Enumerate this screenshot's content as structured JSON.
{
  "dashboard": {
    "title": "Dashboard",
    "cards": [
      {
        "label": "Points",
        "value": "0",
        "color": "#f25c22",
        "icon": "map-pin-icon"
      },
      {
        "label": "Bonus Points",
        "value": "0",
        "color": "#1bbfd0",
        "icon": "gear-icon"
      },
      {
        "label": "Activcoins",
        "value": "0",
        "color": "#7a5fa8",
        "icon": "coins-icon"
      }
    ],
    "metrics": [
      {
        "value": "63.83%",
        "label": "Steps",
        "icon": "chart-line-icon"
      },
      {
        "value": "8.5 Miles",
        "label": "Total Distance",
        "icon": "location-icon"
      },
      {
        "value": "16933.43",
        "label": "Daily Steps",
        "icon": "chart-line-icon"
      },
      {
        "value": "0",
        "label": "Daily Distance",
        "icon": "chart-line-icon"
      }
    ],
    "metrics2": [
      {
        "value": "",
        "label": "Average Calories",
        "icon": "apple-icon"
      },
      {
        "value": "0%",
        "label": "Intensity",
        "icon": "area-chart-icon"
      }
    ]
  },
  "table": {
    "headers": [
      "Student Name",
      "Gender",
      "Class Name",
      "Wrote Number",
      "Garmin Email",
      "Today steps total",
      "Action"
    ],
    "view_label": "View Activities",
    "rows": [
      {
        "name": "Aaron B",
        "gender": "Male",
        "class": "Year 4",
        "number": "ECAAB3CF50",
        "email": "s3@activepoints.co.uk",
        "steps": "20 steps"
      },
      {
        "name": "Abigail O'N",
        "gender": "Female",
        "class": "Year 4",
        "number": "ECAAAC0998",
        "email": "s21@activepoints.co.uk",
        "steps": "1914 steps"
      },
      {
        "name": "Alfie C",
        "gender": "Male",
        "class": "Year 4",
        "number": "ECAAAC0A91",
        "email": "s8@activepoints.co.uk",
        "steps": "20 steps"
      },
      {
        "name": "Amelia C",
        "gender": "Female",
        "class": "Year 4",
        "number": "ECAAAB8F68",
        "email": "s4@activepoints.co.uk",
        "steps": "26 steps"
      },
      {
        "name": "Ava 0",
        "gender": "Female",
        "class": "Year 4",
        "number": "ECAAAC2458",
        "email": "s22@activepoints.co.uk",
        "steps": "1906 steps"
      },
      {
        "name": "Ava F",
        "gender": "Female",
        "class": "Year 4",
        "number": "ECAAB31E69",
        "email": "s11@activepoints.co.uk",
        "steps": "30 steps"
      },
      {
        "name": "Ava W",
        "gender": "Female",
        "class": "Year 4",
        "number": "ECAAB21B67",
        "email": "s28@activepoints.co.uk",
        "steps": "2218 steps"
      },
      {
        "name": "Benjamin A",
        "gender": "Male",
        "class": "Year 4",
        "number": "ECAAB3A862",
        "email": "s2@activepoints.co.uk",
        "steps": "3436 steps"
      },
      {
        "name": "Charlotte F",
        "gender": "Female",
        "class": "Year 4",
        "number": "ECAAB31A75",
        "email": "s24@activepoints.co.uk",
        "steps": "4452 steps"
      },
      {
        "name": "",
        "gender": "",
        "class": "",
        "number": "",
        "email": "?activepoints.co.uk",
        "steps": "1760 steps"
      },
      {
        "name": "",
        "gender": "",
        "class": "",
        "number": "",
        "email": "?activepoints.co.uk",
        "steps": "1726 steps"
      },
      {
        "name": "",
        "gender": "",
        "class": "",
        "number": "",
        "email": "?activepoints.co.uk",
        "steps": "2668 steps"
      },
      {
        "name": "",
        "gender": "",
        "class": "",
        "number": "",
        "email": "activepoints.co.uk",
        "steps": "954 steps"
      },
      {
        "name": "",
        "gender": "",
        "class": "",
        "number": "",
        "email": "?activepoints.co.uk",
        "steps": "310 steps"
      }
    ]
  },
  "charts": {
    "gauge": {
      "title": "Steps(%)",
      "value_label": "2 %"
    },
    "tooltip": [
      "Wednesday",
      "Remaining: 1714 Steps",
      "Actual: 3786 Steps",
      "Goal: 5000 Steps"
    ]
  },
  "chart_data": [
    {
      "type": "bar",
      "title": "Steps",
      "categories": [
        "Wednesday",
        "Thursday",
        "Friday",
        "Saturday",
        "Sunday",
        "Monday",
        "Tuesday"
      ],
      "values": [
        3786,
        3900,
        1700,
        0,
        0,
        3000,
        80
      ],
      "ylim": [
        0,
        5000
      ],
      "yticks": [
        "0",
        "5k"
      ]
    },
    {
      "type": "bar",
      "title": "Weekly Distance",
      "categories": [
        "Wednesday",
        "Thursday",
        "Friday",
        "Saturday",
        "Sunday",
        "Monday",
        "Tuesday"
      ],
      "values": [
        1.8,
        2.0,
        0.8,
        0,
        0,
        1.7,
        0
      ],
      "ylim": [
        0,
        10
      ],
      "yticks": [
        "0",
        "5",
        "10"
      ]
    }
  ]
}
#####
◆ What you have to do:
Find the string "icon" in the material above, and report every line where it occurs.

◆ Output of the task:
        "icon": "map-pin-icon"
        "icon": "gear-icon"
        "icon": "coins-icon"
        "icon": "chart-line-icon"
        "icon": "location-icon"
        "icon": "chart-line-icon"
        "icon": "chart-line-icon"
        "icon": "apple-icon"
        "icon": "area-chart-icon"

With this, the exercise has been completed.